Task statement:
Scan the material below and copy every line holding the word "months".

START Data listing

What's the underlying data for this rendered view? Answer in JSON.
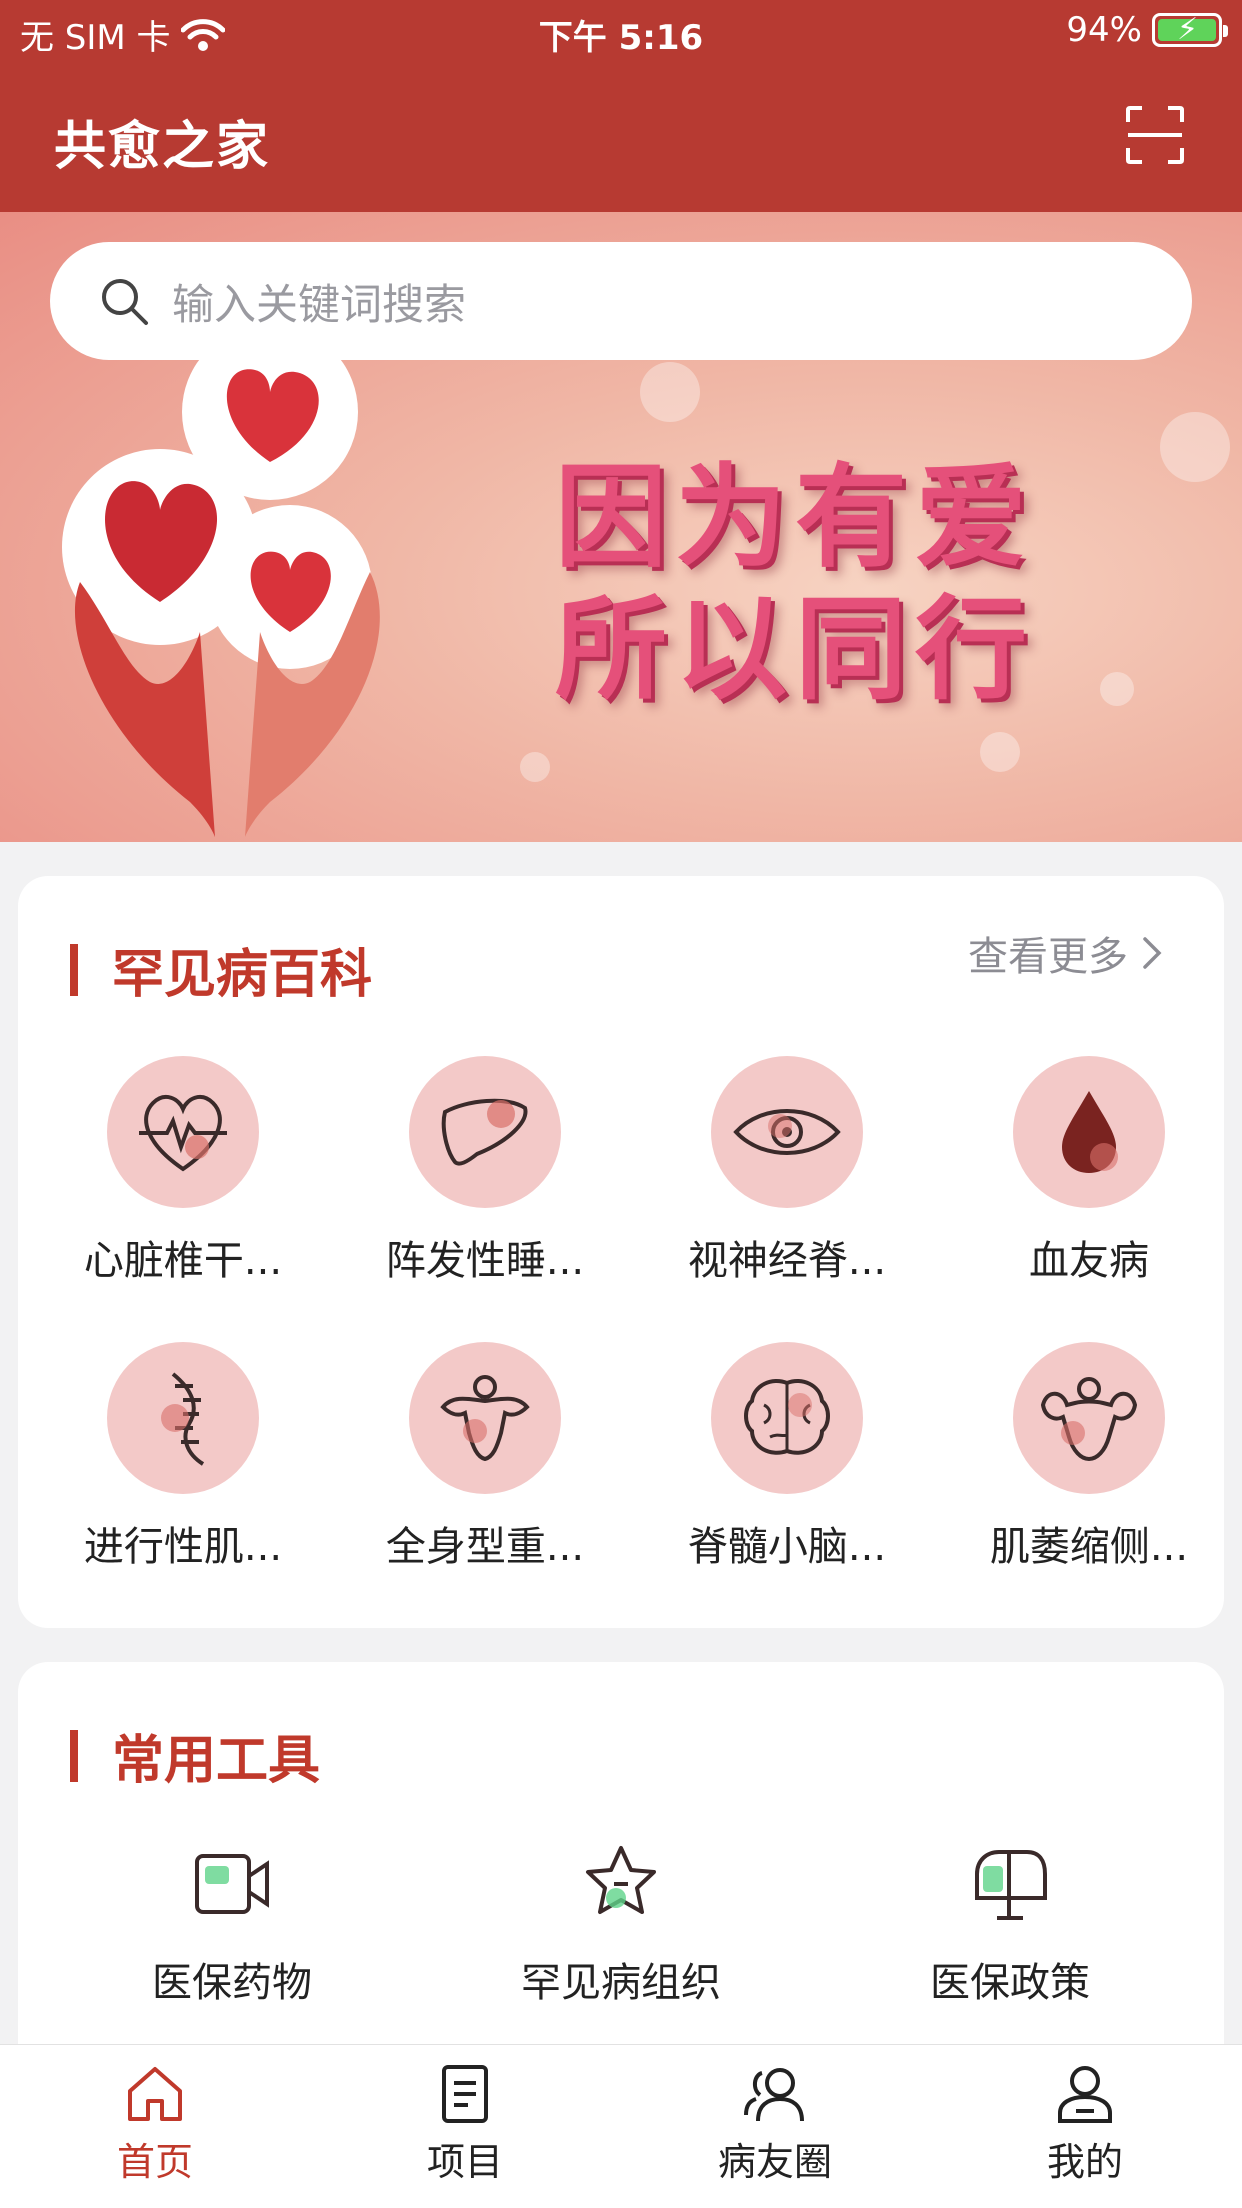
{
  "status_bar": {
    "carrier": "无 SIM 卡",
    "time": "下午 5:16",
    "battery": "94%",
    "battery_level": 0.94
  },
  "header": {
    "title": "共愈之家",
    "scan_icon": "scan-icon"
  },
  "search": {
    "placeholder": "输入关键词搜索",
    "icon": "search-icon"
  },
  "banner": {
    "line1": "因为有爱",
    "line2": "所以同行"
  },
  "rare_disease": {
    "title": "罕见病百科",
    "more_label": "查看更多",
    "items": [
      {
        "label": "心脏椎干...",
        "icon": "heart-pulse-icon"
      },
      {
        "label": "阵发性睡...",
        "icon": "liver-icon"
      },
      {
        "label": "视神经脊...",
        "icon": "eye-icon"
      },
      {
        "label": "血友病",
        "icon": "blood-drop-icon"
      },
      {
        "label": "进行性肌...",
        "icon": "spine-icon"
      },
      {
        "label": "全身型重...",
        "icon": "muscle-body-icon"
      },
      {
        "label": "脊髓小脑...",
        "icon": "brain-icon"
      },
      {
        "label": "肌萎缩侧...",
        "icon": "muscle-torso-icon"
      }
    ]
  },
  "tools": {
    "title": "常用工具",
    "items": [
      {
        "label": "医保药物",
        "icon": "video-icon"
      },
      {
        "label": "罕见病组织",
        "icon": "star-icon"
      },
      {
        "label": "医保政策",
        "icon": "mailbox-icon"
      }
    ]
  },
  "tabbar": {
    "items": [
      {
        "label": "首页",
        "icon": "home-icon",
        "active": true
      },
      {
        "label": "项目",
        "icon": "document-icon",
        "active": false
      },
      {
        "label": "病友圈",
        "icon": "friends-icon",
        "active": false
      },
      {
        "label": "我的",
        "icon": "profile-icon",
        "active": false
      }
    ]
  },
  "colors": {
    "brand": "#b73a32",
    "accent": "#c0392b",
    "icon_bg": "#f3c9c8"
  }
}
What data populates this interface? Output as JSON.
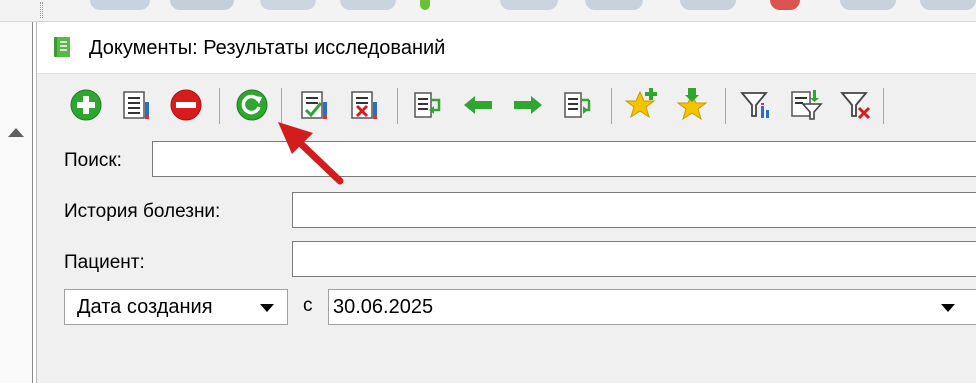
{
  "window": {
    "title": "Документы: Результаты исследований"
  },
  "toolbar": {
    "buttons": [
      {
        "name": "add-icon",
        "tooltip": ""
      },
      {
        "name": "edit-document-icon",
        "tooltip": ""
      },
      {
        "name": "delete-icon",
        "tooltip": ""
      },
      {
        "name": "refresh-icon",
        "tooltip": ""
      },
      {
        "name": "check-document-icon",
        "tooltip": ""
      },
      {
        "name": "cancel-document-icon",
        "tooltip": ""
      },
      {
        "name": "move-document-icon",
        "tooltip": ""
      },
      {
        "name": "arrow-left-icon",
        "tooltip": ""
      },
      {
        "name": "arrow-right-icon",
        "tooltip": ""
      },
      {
        "name": "move-document-back-icon",
        "tooltip": ""
      },
      {
        "name": "favorite-add-icon",
        "tooltip": ""
      },
      {
        "name": "favorite-down-icon",
        "tooltip": ""
      },
      {
        "name": "filter-settings-icon",
        "tooltip": ""
      },
      {
        "name": "filter-document-icon",
        "tooltip": ""
      },
      {
        "name": "filter-clear-icon",
        "tooltip": ""
      }
    ]
  },
  "filters": {
    "search_label": "Поиск:",
    "search_value": "",
    "history_label": "История болезни:",
    "history_value": "",
    "patient_label": "Пациент:",
    "patient_value": "",
    "date_type_value": "Дата создания",
    "date_from_label": "с",
    "date_from_value": "30.06.2025"
  },
  "colors": {
    "accent_green": "#2fa62f",
    "delete_red": "#d81b1b",
    "star_yellow": "#f5c400",
    "annotation_arrow": "#d31d1d"
  }
}
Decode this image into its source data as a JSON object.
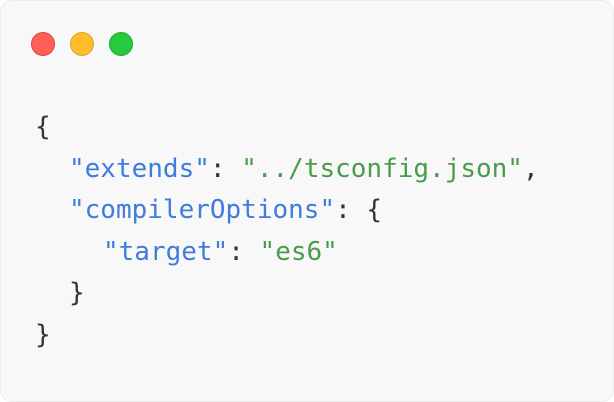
{
  "window": {
    "controls": {
      "close_color": "#ff5f56",
      "minimize_color": "#ffbd2e",
      "maximize_color": "#27c93f"
    }
  },
  "code": {
    "colors": {
      "key": "#3f7cdb",
      "string": "#4a9c4a",
      "punctuation": "#333333"
    },
    "lines": {
      "l1": {
        "open": "{"
      },
      "l2": {
        "key": "\"extends\"",
        "colon": ": ",
        "value": "\"../tsconfig.json\"",
        "comma": ","
      },
      "l3": {
        "key": "\"compilerOptions\"",
        "colon": ": ",
        "open": "{"
      },
      "l4": {
        "key": "\"target\"",
        "colon": ": ",
        "value": "\"es6\""
      },
      "l5": {
        "close": "}"
      },
      "l6": {
        "close": "}"
      }
    }
  }
}
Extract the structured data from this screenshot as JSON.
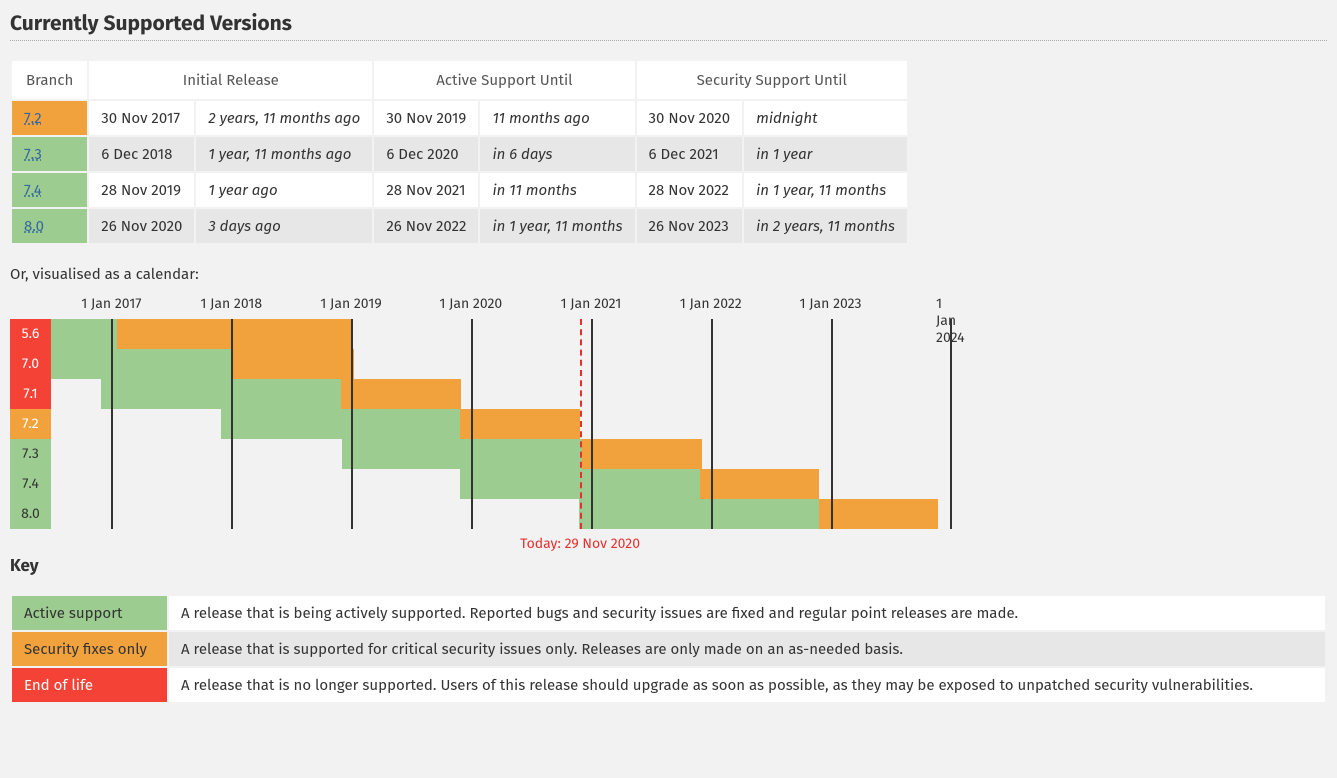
{
  "title": "Currently Supported Versions",
  "headers": {
    "branch": "Branch",
    "initial": "Initial Release",
    "active": "Active Support Until",
    "security": "Security Support Until"
  },
  "rows": [
    {
      "branch": "7.2",
      "status": "sec",
      "released": "30 Nov 2017",
      "released_rel": "2 years, 11 months ago",
      "active_until": "30 Nov 2019",
      "active_rel": "11 months ago",
      "security_until": "30 Nov 2020",
      "security_rel": "midnight"
    },
    {
      "branch": "7.3",
      "status": "active",
      "released": "6 Dec 2018",
      "released_rel": "1 year, 11 months ago",
      "active_until": "6 Dec 2020",
      "active_rel": "in 6 days",
      "security_until": "6 Dec 2021",
      "security_rel": "in 1 year"
    },
    {
      "branch": "7.4",
      "status": "active",
      "released": "28 Nov 2019",
      "released_rel": "1 year ago",
      "active_until": "28 Nov 2021",
      "active_rel": "in 11 months",
      "security_until": "28 Nov 2022",
      "security_rel": "in 1 year, 11 months"
    },
    {
      "branch": "8.0",
      "status": "active",
      "released": "26 Nov 2020",
      "released_rel": "3 days ago",
      "active_until": "26 Nov 2022",
      "active_rel": "in 1 year, 11 months",
      "security_until": "26 Nov 2023",
      "security_rel": "in 2 years, 11 months"
    }
  ],
  "calendar_label": "Or, visualised as a calendar:",
  "chart_data": {
    "type": "bar",
    "today": "29 Nov 2020",
    "today_label": "Today: 29 Nov 2020",
    "year_ticks": [
      "1 Jan 2017",
      "1 Jan 2018",
      "1 Jan 2019",
      "1 Jan 2020",
      "1 Jan 2021",
      "1 Jan 2022",
      "1 Jan 2023",
      "1 Jan 2024"
    ],
    "x_range": [
      "2016-07-01",
      "2024-03-01"
    ],
    "series": [
      {
        "branch": "5.6",
        "status": "eol",
        "active_start": "2016-07-01",
        "active_end": "2017-01-19",
        "security_end": "2018-12-31"
      },
      {
        "branch": "7.0",
        "status": "eol",
        "active_start": "2016-07-01",
        "active_end": "2018-01-04",
        "security_end": "2019-01-10"
      },
      {
        "branch": "7.1",
        "status": "eol",
        "active_start": "2016-12-01",
        "active_end": "2018-12-01",
        "security_end": "2019-12-01"
      },
      {
        "branch": "7.2",
        "status": "sec",
        "active_start": "2017-11-30",
        "active_end": "2019-11-30",
        "security_end": "2020-11-30"
      },
      {
        "branch": "7.3",
        "status": "active",
        "active_start": "2018-12-06",
        "active_end": "2020-12-06",
        "security_end": "2021-12-06"
      },
      {
        "branch": "7.4",
        "status": "active",
        "active_start": "2019-11-28",
        "active_end": "2021-11-28",
        "security_end": "2022-11-28"
      },
      {
        "branch": "8.0",
        "status": "active",
        "active_start": "2020-11-26",
        "active_end": "2022-11-26",
        "security_end": "2023-11-26"
      }
    ]
  },
  "key": {
    "title": "Key",
    "items": [
      {
        "label": "Active support",
        "class": "k-active",
        "desc": "A release that is being actively supported. Reported bugs and security issues are fixed and regular point releases are made."
      },
      {
        "label": "Security fixes only",
        "class": "k-sec",
        "desc": "A release that is supported for critical security issues only. Releases are only made on an as-needed basis."
      },
      {
        "label": "End of life",
        "class": "k-eol",
        "desc": "A release that is no longer supported. Users of this release should upgrade as soon as possible, as they may be exposed to unpatched security vulnerabilities."
      }
    ]
  }
}
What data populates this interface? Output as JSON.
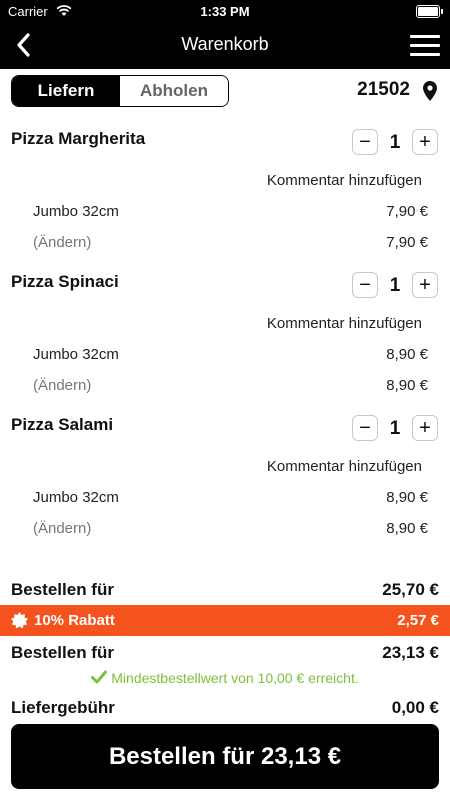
{
  "status_bar": {
    "carrier": "Carrier",
    "time": "1:33 PM"
  },
  "nav": {
    "title": "Warenkorb",
    "back_icon": "chevron-left-icon",
    "menu_icon": "hamburger-menu-icon"
  },
  "delivery_mode": {
    "options": [
      "Liefern",
      "Abholen"
    ],
    "selected": "Liefern"
  },
  "location": {
    "zip": "21502",
    "icon": "map-pin-icon"
  },
  "cart_items": [
    {
      "name": "Pizza Margherita",
      "quantity": "1",
      "comment_label": "Kommentar hinzufügen",
      "size_label": "Jumbo 32cm",
      "size_price": "7,90 €",
      "change_label": "(Ändern)",
      "change_price": "7,90 €"
    },
    {
      "name": "Pizza Spinaci",
      "quantity": "1",
      "comment_label": "Kommentar hinzufügen",
      "size_label": "Jumbo 32cm",
      "size_price": "8,90 €",
      "change_label": "(Ändern)",
      "change_price": "8,90 €"
    },
    {
      "name": "Pizza Salami",
      "quantity": "1",
      "comment_label": "Kommentar hinzufügen",
      "size_label": "Jumbo 32cm",
      "size_price": "8,90 €",
      "change_label": "(Ändern)",
      "change_price": "8,90 €"
    }
  ],
  "stepper": {
    "minus": "−",
    "plus": "+"
  },
  "summary": {
    "subtotal_label": "Bestellen für",
    "subtotal_amount": "25,70 €",
    "discount_label": "10% Rabatt",
    "discount_amount": "2,57 €",
    "total_label": "Bestellen für",
    "total_amount": "23,13 €",
    "min_order_text": "Mindestbestellwert von 10,00 € erreicht.",
    "delivery_fee_label": "Liefergebühr",
    "delivery_fee_amount": "0,00 €"
  },
  "order_button": {
    "label": "Bestellen für 23,13 €"
  },
  "colors": {
    "accent": "#f5531e",
    "success": "#7fbf3a",
    "primary": "#000000"
  }
}
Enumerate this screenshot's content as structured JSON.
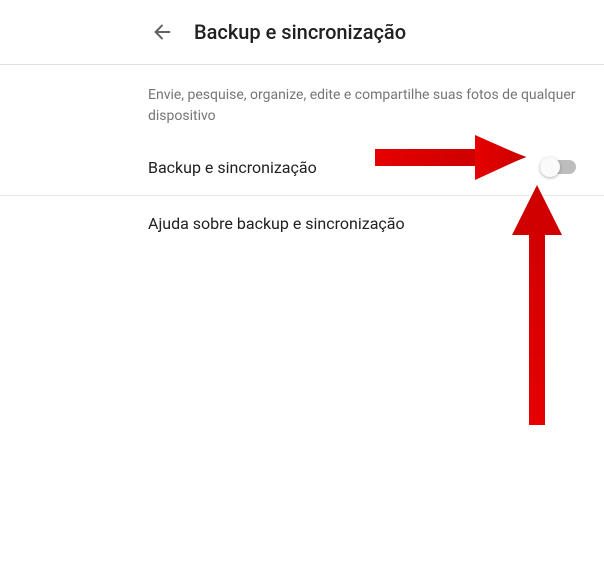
{
  "header": {
    "title": "Backup e sincronização"
  },
  "description": "Envie, pesquise, organize, edite e compartilhe suas fotos de qualquer dispositivo",
  "rows": {
    "backup_sync": {
      "label": "Backup e sincronização",
      "toggle_on": false
    },
    "help": {
      "label": "Ajuda sobre backup e sincronização"
    }
  },
  "annotations": {
    "arrow_color": "#e60000"
  }
}
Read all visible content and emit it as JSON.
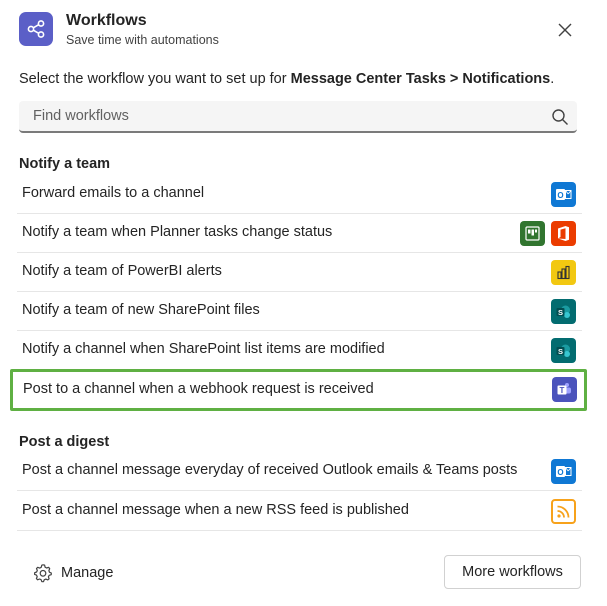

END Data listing

Answer section:
      "released_rel": "2 years, 11 months ago",
      "active_rel": "11 months ago",
      "released_rel": "1 year, 11 months ago",
      "active_rel": "in 11 months",
      "security_rel": "in 1 year, 11 months"
      "active_rel": "in 1 year, 11 months",
      "security_rel": "in 2 years, 11 months"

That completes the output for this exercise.